SUPPLIED DATA:

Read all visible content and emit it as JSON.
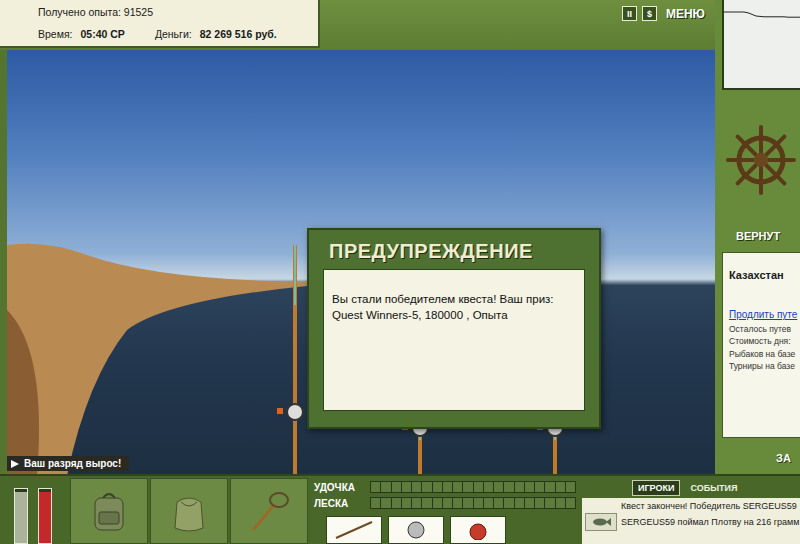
{
  "hud": {
    "experience": "Получено опыта: 91525",
    "time_label": "Время:",
    "time": "05:40 СР",
    "money_label": "Деньги:",
    "money": "82 269 516 руб."
  },
  "top_buttons": [
    {
      "label": "II",
      "kind": "square"
    },
    {
      "label": "$",
      "kind": "square"
    },
    {
      "label": "МЕНЮ",
      "kind": "text"
    }
  ],
  "dialog": {
    "title": "ПРЕДУПРЕЖДЕНИЕ",
    "message_lines": [
      "Вы стали победителем квеста! Ваш приз:",
      "Quest Winners-5, 180000 , Опыта"
    ]
  },
  "notice": "Ваш разряд вырос!",
  "depth_chart": {
    "values": [
      3,
      3,
      3,
      3,
      3,
      3,
      3.2,
      3.6,
      4,
      4.1,
      4.2,
      4.2,
      4.2,
      4.2,
      4.2,
      4.2,
      4.3,
      4.3,
      4.3,
      4.3
    ]
  },
  "side": {
    "return_button": "ВЕРНУТ",
    "location": "Казахстан",
    "extend_link": "Продлить путе",
    "info": [
      "Осталось путев",
      "Стоимость дня:",
      "Рыбаков на базе",
      "Турниры на базе"
    ],
    "bottom_button": "ЗА"
  },
  "gauges": [
    {
      "level": 0.95,
      "color": "#a9b49a"
    },
    {
      "level": 0.95,
      "color": "#c3282a"
    }
  ],
  "rod_meters": [
    {
      "label": "УДОЧКА",
      "level": 0
    },
    {
      "label": "ЛЕСКА",
      "level": 0
    }
  ],
  "tabs": [
    {
      "label": "ИГРОКИ",
      "selected": true
    },
    {
      "label": "СОБЫТИЯ",
      "selected": false
    }
  ],
  "messages": [
    {
      "text": "Квест закончен! Победитель SERGEUS59",
      "kind": "plain"
    },
    {
      "text": "SERGEUS59 поймал Плотву на 216 грамм",
      "kind": "catch"
    }
  ]
}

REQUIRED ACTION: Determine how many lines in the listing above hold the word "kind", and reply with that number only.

EXERCISE RESPONSE: 5